MATERIAL FOR THIS TASK Block Start

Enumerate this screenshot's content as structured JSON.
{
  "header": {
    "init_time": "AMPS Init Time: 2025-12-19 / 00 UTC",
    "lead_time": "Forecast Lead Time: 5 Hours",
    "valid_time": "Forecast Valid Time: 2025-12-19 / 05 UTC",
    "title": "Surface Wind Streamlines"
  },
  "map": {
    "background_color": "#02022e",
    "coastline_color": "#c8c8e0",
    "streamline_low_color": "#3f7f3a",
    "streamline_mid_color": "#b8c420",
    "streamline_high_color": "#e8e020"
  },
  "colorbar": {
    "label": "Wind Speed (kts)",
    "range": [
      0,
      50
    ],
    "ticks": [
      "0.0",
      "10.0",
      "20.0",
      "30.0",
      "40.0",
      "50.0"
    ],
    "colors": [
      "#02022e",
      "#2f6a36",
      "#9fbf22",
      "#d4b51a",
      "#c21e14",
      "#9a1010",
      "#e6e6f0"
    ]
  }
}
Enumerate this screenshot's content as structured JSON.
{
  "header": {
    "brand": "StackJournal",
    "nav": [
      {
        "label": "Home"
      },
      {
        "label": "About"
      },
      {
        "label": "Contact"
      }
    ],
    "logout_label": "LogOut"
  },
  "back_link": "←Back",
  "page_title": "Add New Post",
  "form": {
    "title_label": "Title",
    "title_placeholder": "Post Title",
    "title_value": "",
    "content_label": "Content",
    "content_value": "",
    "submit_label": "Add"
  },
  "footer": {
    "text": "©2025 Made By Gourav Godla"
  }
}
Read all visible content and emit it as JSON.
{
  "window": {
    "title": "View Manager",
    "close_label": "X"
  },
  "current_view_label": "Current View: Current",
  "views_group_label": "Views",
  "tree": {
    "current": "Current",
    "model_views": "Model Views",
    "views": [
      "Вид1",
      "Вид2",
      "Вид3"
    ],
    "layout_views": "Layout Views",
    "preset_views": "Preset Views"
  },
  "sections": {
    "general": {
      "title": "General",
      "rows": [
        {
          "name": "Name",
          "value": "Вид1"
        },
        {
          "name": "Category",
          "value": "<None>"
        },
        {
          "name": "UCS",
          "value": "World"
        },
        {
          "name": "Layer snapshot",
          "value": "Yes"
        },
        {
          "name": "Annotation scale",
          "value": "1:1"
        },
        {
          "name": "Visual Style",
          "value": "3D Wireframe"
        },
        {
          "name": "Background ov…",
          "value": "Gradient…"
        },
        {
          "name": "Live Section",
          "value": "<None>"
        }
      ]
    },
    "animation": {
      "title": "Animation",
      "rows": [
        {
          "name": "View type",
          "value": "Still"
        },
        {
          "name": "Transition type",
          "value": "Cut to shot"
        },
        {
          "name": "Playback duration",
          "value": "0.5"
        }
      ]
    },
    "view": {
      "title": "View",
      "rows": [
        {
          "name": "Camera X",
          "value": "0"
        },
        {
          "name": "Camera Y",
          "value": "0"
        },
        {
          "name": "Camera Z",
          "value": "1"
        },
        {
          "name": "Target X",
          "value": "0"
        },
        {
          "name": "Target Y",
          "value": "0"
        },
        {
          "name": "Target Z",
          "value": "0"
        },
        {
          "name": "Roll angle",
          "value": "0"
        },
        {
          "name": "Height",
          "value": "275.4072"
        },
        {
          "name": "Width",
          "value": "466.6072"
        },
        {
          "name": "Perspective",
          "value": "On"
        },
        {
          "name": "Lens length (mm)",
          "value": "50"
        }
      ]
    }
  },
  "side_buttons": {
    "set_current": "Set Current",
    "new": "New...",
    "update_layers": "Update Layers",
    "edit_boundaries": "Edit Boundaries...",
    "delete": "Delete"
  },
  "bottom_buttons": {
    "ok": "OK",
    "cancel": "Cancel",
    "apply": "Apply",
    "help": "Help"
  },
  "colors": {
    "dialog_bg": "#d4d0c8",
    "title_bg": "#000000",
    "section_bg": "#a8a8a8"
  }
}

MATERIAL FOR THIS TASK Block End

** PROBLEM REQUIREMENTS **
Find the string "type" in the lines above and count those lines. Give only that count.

** SOLUTION **
2